§ Task description
Among the entries, find the lines with the string "crown" and copy them.

---------- Supplied records

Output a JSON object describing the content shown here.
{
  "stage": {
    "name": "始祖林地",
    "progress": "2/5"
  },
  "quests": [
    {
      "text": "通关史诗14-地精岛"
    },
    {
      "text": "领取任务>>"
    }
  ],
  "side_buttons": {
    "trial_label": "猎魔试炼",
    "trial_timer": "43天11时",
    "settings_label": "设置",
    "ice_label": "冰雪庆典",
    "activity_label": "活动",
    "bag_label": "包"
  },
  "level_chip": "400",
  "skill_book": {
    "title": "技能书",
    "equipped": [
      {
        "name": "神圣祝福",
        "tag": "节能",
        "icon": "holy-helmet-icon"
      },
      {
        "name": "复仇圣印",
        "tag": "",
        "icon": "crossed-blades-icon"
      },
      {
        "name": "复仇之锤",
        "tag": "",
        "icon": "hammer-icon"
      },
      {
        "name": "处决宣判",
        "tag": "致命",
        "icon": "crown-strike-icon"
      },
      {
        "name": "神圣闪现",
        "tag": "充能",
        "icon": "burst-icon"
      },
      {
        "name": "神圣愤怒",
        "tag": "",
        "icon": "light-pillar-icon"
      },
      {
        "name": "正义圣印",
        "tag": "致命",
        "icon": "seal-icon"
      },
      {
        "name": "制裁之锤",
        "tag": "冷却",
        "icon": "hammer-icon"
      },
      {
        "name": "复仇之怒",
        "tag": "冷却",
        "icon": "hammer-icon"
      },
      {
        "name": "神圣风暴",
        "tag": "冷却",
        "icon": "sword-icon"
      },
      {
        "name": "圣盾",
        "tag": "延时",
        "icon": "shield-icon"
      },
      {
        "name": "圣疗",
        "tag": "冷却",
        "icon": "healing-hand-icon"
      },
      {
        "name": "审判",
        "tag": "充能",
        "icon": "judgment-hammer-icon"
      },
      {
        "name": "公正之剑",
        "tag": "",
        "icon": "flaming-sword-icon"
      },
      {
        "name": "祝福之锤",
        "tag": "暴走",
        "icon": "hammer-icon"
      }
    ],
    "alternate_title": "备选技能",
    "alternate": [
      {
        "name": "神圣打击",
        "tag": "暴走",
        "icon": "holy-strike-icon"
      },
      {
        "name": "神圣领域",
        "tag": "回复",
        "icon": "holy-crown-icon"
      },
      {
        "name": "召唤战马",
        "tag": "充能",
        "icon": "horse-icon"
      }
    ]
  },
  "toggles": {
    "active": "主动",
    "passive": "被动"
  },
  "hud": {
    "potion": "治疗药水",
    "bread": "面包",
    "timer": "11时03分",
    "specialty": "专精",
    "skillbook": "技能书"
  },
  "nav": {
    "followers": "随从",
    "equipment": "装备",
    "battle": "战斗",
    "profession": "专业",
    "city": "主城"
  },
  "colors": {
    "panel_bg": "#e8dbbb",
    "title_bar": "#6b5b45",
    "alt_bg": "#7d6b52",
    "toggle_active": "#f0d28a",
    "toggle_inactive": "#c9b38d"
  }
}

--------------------

§ Exercise solution
        "icon": "crown-strike-icon"
        "icon": "holy-crown-icon"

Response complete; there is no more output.